Go through each line of the entries below and tally those containing the string "name"; give only the total.

_ _ _ _ _ _ _

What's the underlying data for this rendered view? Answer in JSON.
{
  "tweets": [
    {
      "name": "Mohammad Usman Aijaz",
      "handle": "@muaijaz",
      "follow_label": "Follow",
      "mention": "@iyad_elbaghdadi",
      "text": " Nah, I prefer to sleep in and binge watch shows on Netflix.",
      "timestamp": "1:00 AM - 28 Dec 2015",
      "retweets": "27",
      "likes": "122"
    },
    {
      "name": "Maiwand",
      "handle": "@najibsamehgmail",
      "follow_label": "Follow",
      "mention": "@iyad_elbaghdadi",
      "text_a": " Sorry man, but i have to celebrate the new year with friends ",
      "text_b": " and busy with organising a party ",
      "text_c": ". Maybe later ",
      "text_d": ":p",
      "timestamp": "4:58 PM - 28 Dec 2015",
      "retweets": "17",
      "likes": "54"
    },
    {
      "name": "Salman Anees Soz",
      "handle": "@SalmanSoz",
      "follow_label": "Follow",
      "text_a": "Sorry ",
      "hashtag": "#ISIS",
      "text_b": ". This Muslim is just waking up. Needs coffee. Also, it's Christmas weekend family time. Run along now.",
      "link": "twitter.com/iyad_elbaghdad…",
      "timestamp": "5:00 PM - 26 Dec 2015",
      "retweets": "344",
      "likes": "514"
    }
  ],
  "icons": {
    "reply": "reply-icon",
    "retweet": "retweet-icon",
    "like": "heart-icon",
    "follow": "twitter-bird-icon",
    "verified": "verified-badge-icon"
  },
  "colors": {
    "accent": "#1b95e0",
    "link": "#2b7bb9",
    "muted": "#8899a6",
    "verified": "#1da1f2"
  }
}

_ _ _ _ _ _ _

Response:
3